  • Michael W. Douglas

    I think a wise person to contact would be former WSB-TV news anchor and TV news icon Monica Kaufman-Pearson of Atlanta, Georgia. She was known for her hairstyles and her tact as a pioneer for women on television.

  • Joseph Stratton

    Attention adults: Rules ARE Rules. You want to throw away your career because some anonymous troll zinged-you, then go ahead. Just be prepared to accept the consequences. She IS a beautiful woman. Granted, but with her beauty should come sensibility and good judgment. Enjoy your unemployment- my guess is your bosses were just looking to get rid of you for some previous reason(s) and they are using this ‘policy’.

  • Bruce Apar

    The viewer comment was beyond ignorant, all the way to maliciously stupid. Why the station thinks it needs to leave such low-life posts intact is just one among many questions in this hair-raising tale.

  • Susanna Speier

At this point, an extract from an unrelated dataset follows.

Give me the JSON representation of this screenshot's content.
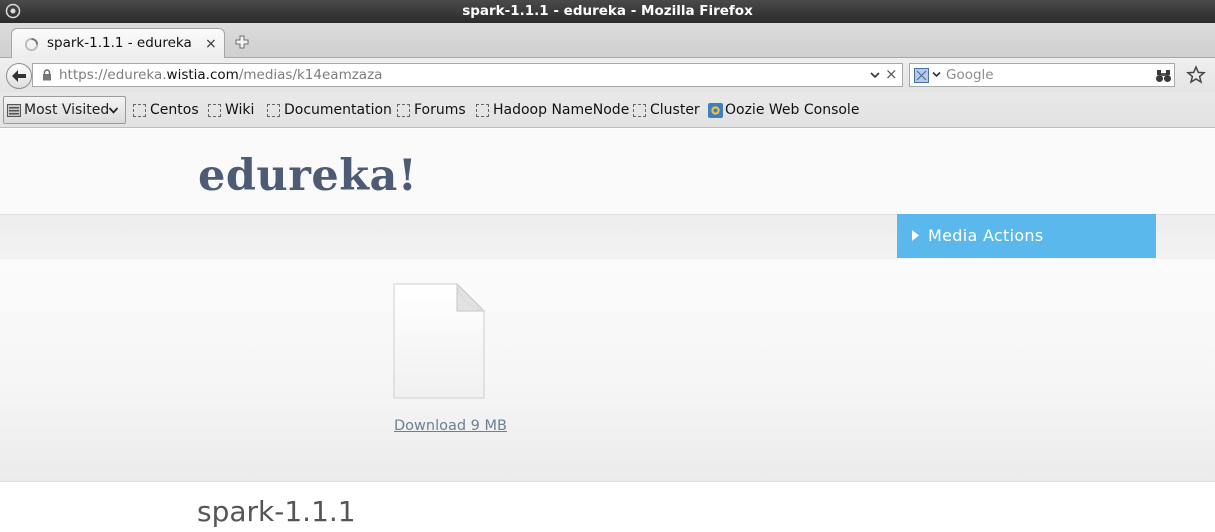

    Wow. Unacceptable situation. Awesome reporting. And what a stupid, STUPID decision for KTBS to have made. If there’s a ‘Five most incompetent’ list floating around the network Earth they certainly belong at the top of it. Makes Fox’s epic typos seem benign.

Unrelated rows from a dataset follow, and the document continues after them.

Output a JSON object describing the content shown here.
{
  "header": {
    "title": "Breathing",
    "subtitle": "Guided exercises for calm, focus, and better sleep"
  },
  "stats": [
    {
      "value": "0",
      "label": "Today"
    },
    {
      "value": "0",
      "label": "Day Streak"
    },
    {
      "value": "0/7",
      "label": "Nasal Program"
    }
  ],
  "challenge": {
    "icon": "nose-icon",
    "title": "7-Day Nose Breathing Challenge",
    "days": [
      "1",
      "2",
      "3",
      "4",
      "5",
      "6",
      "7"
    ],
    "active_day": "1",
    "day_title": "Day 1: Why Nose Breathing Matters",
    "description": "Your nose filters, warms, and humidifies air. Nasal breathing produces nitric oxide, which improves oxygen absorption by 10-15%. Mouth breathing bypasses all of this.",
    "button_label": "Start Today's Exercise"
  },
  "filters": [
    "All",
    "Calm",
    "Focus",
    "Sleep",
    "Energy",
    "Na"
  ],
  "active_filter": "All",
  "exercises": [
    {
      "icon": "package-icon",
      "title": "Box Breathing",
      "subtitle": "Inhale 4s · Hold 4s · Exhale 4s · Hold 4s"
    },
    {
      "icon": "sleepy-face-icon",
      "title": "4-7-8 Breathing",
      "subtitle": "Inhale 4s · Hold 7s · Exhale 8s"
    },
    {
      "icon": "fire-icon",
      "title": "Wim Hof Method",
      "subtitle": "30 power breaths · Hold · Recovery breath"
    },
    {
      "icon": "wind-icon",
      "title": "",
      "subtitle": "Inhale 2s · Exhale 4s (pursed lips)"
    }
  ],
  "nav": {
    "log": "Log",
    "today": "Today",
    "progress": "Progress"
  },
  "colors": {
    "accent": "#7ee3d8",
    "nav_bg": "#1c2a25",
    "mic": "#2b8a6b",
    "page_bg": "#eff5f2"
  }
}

  • Chad Cookler

    Sorry kids, you can’t have an interactive system, ala Facebook, and not allow your staff to interact. It’s not a one way street. If you don’t want them replying, don’t have a station Facebook page.

  • Lisa Elia

    It’s not unusual for any company of any type (not just news outlets) to control their public communications and require that all comments come from specific spokespeople. Social media has made this policy a bit confusing to some people who believe they are simply expressing themselves in the public forum. Social media an ever evolving and tricky terrain from a PR perspective.

  • Butch McSnutch

    Poor woman. Leave her alone and let her do her job.

  • Sandy

    1.) I think she’s gorgeous and 2.) “Best not to respond” doesn’t mean “Don’t respond under threat of being fired”.

  • Thomas D

    “Lee says she responded to the comment after it ‘sat and festered’ for about six days.”

    “Lee replied the same day, ‘Hello Emmitt … ”

    Er… which is it?

  • Thomas D

    Why the “sic”?

  • JH

    I cannot believe the anchor in Wisconsin was heralded for weeks on end, and this woman gets fired. Her response was so professional and great, and it’s actually perfect to put it out on Facebook so everyone can see it and (potentially) learn from it. What a rigid policy – I understand if an employee says something tacky or rude, but this was not that.

  • Robert B Levine

    If print journalists had to be polite and stylish, there would be even fewer of them than there are now.

  • Afi Scruggs

    Apparently, the station needs a social media manager.

  • Jan Hare

    I don’t think she should have been fired BUT I don’t think she should have responded.The person who originally posted was trying to get a rise out of her – it was essentially a fake post. The part about letting a “male with waist (sic) long hair….” and the I don’t know if she’s a cancer patient – those were just ugly, stupid things to say. So because she responded honestly, she got fired and the dope who posted it is laughing.

  • Crystal Bolner Forte

    TV stations talk about all kinds of personal issues on air, including TV personalities’ pregnancies, their battles with cancer, their weight loss. And when those topics are discussed, TV stations call it connecting with their audience. But when this woman, who I think gave a very articulate and professional response, responded to a commenter’s attack of her hair, she is fired. I think it is time she get a good lawyer and file a lawsuit. That is discrimination if I ever saw it.

  • Erik Gable

    This policy is insane. If the station felt she responded inappropriately, they should say so … but to say that it’s simply best not to reply to viewer complaints at all is a relic of the old days when media folks acted like they were too good to engage with the plebians. It flies in the face of all good social media practice.

  • canardnoir

    Her initial response clearly shows why such a policy was in place and tells the readers all they need to know about someone who’s working in the public view…that shouldn’t be and is no longer.

  • Katie Currid

    Her reply is included in the gray box with the viewer’s original post.

  • Drew Sidener

    What exactly was her response to this viewer?